# Your goal
In the listing that follows, copy out each line that includes the word "nSec".

■ ■ ■ ■ ■ ■ ■

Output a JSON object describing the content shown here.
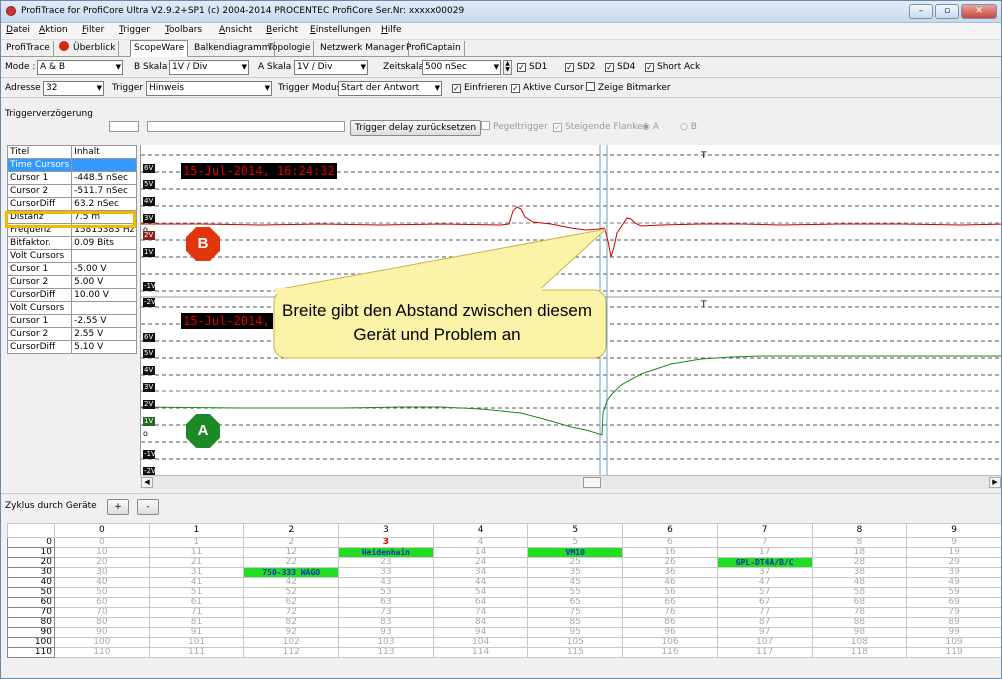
{
  "window": {
    "title": "ProfiTrace for ProfiCore Ultra V2.9.2+SP1 (c) 2004-2014 PROCENTEC  ProfiCore Ser.Nr: xxxxx00029",
    "controls": [
      "–",
      "▫",
      "✕"
    ]
  },
  "menu": [
    "Datei",
    "Aktion",
    "Filter",
    "Trigger",
    "Toolbars",
    "Ansicht",
    "Bericht",
    "Einstellungen",
    "Hilfe"
  ],
  "tabs": [
    "ProfiTrace",
    "Überblick",
    "ScopeWare",
    "Balkendiagramm",
    "Topologie",
    "Netzwerk Manager",
    "ProfiCaptain"
  ],
  "active_tab": "ScopeWare",
  "toolbar1": {
    "mode_label": "Mode :",
    "mode_value": "A & B",
    "bskala_label": "B Skala",
    "bskala_value": "1V / Div",
    "askala_label": "A Skala",
    "askala_value": "1V / Div",
    "zeit_label": "Zeitskala",
    "zeit_value": "500 nSec",
    "checks": [
      {
        "label": "SD1",
        "checked": true
      },
      {
        "label": "SD2",
        "checked": true
      },
      {
        "label": "SD4",
        "checked": true
      },
      {
        "label": "Short Ack",
        "checked": true
      }
    ]
  },
  "toolbar2": {
    "adresse_label": "Adresse",
    "adresse_value": "32",
    "trigger_label": "Trigger",
    "trigger_value": "Hinweis",
    "tmodus_label": "Trigger Modus",
    "tmodus_value": "Start der Antwort",
    "checks": [
      {
        "label": "Einfrieren",
        "checked": true
      },
      {
        "label": "Aktive Cursor",
        "checked": true
      },
      {
        "label": "Zeige Bitmarker",
        "checked": false
      }
    ]
  },
  "toolbar3": {
    "delay_label": "Triggerverzögerung",
    "reset_button": "Trigger delay zurücksetzen",
    "pegel": "Pegeltrigger",
    "flanke": "Steigende Flanke",
    "radio_a": "A",
    "radio_b": "B"
  },
  "properties": {
    "headers": [
      "Titel",
      "Inhalt"
    ],
    "rows": [
      [
        "Time Cursors",
        ""
      ],
      [
        "Cursor 1",
        "-448.5 nSec"
      ],
      [
        "Cursor 2",
        "-511.7 nSec"
      ],
      [
        "CursorDiff",
        "63.2 nSec"
      ],
      [
        "Distanz",
        "7.5 m"
      ],
      [
        "Frequenz",
        "15815383 Hz"
      ],
      [
        "Bitfaktor.",
        "0.09 Bits"
      ],
      [
        "Volt Cursors",
        ""
      ],
      [
        "Cursor 1",
        "-5.00 V"
      ],
      [
        "Cursor 2",
        "5.00 V"
      ],
      [
        "CursorDiff",
        "10.00 V"
      ],
      [
        "Volt Cursors",
        ""
      ],
      [
        "Cursor 1",
        "-2.55 V"
      ],
      [
        "Cursor 2",
        "2.55 V"
      ],
      [
        "CursorDiff",
        "5.10 V"
      ]
    ]
  },
  "scope": {
    "timestamp_b": "15-Jul-2014, 16:24:32",
    "timestamp_a": "15-Jul-2014, 16:24:32",
    "channel_b": "B",
    "channel_a": "A",
    "volt_labels_b": [
      "6V",
      "5V",
      "4V",
      "3V",
      "2V",
      "1V",
      "0",
      "-1V",
      "-2V"
    ],
    "volt_labels_a": [
      "6V",
      "5V",
      "4V",
      "3V",
      "2V",
      "1V",
      "0",
      "-1V",
      "-2V"
    ],
    "trace_b_color": "#cc0000",
    "trace_a_color": "#1a8a1a",
    "callout_text": "Breite gibt den Abstand zwischen diesem Gerät und Problem an",
    "callout_fill": "#fbf3a8"
  },
  "cycle": {
    "label": "Zyklus durch Geräte",
    "plus": "+",
    "minus": "-"
  },
  "devices": {
    "columns": [
      "0",
      "1",
      "2",
      "3",
      "4",
      "5",
      "6",
      "7",
      "8",
      "9"
    ],
    "rows": [
      [
        "0",
        "0",
        "1",
        "2",
        "3",
        "4",
        "5",
        "6",
        "7",
        "8",
        "9"
      ],
      [
        "10",
        "10",
        "11",
        "12",
        "Heidenhain",
        "14",
        "VM10",
        "16",
        "17",
        "18",
        "19"
      ],
      [
        "20",
        "20",
        "21",
        "22",
        "23",
        "24",
        "25",
        "26",
        "GPL-DT4A/B/C",
        "28",
        "29"
      ],
      [
        "30",
        "30",
        "31",
        "750-333 WAGO",
        "33",
        "34",
        "35",
        "36",
        "37",
        "38",
        "39"
      ],
      [
        "40",
        "40",
        "41",
        "42",
        "43",
        "44",
        "45",
        "46",
        "47",
        "48",
        "49"
      ],
      [
        "50",
        "50",
        "51",
        "52",
        "53",
        "54",
        "55",
        "56",
        "57",
        "58",
        "59"
      ],
      [
        "60",
        "60",
        "61",
        "62",
        "63",
        "64",
        "65",
        "66",
        "67",
        "68",
        "69"
      ],
      [
        "70",
        "70",
        "71",
        "72",
        "73",
        "74",
        "75",
        "76",
        "77",
        "78",
        "79"
      ],
      [
        "80",
        "80",
        "81",
        "82",
        "83",
        "84",
        "85",
        "86",
        "87",
        "88",
        "89"
      ],
      [
        "90",
        "90",
        "91",
        "92",
        "93",
        "94",
        "95",
        "96",
        "97",
        "98",
        "99"
      ],
      [
        "100",
        "100",
        "101",
        "102",
        "103",
        "104",
        "105",
        "106",
        "107",
        "108",
        "109"
      ],
      [
        "110",
        "110",
        "111",
        "112",
        "113",
        "114",
        "115",
        "116",
        "117",
        "118",
        "119"
      ]
    ],
    "device_cells": [
      "Heidenhain",
      "VM10",
      "GPL-DT4A/B/C",
      "750-333 WAGO"
    ],
    "highlight_address": "3"
  }
}
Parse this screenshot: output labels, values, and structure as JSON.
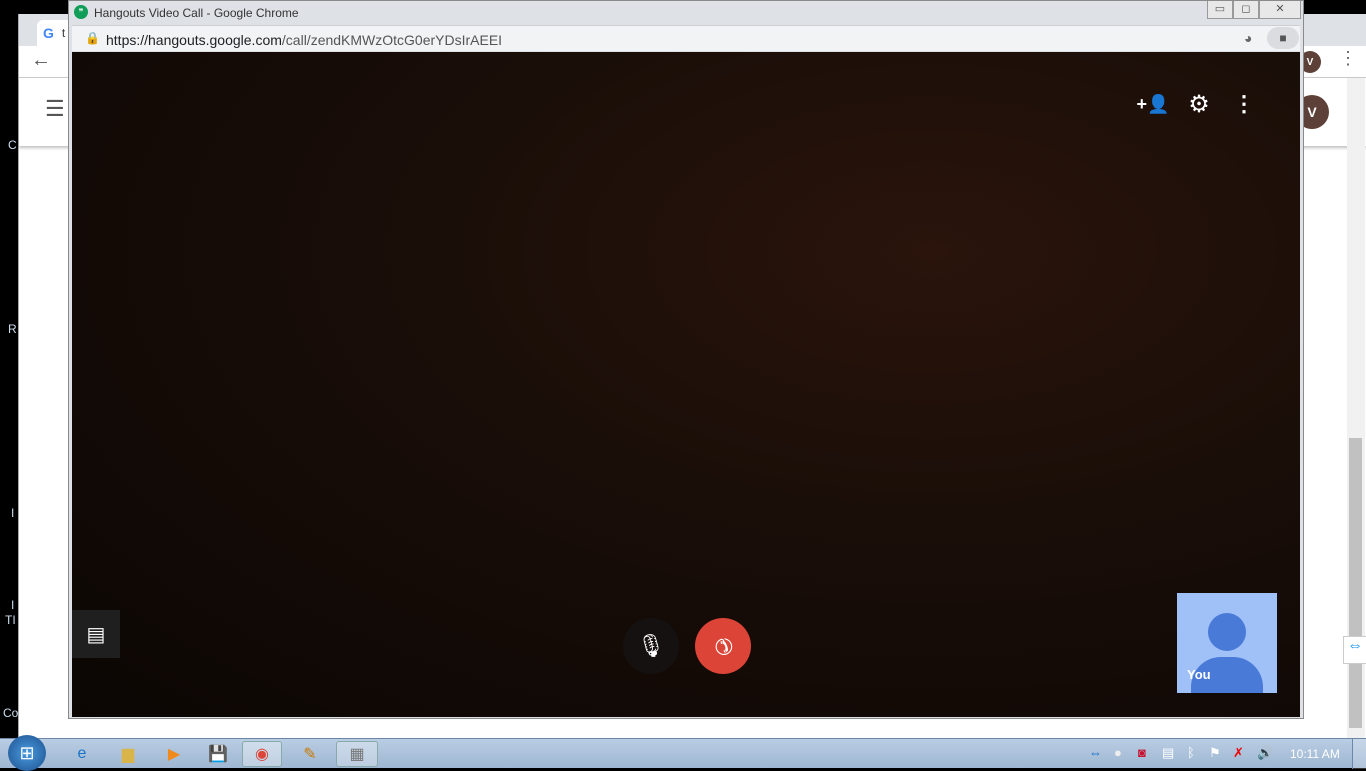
{
  "background_window": {
    "tab_partial": "t",
    "avatar": "V",
    "side_letters": [
      "C",
      "R",
      "I",
      "I",
      "TI",
      "Co"
    ]
  },
  "popup": {
    "title": "Hangouts Video Call - Google Chrome",
    "url_host": "https://hangouts.google.com",
    "url_path": "/call/zendKMWzOtcG0erYDsIrAEEI",
    "window_controls": {
      "minimize": "▭",
      "restore": "◻",
      "close": "✕"
    }
  },
  "call": {
    "self_label": "You",
    "hangup_color": "#db4437",
    "self_tile_color": "#a0c0f8",
    "self_avatar_color": "#4a7ad8"
  },
  "taskbar": {
    "clock": "10:11 AM"
  }
}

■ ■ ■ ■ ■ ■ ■

# Expected answer
    "zeit_value": "500 nSec",
        "-448.5 nSec"
        "-511.7 nSec"
        "63.2 nSec"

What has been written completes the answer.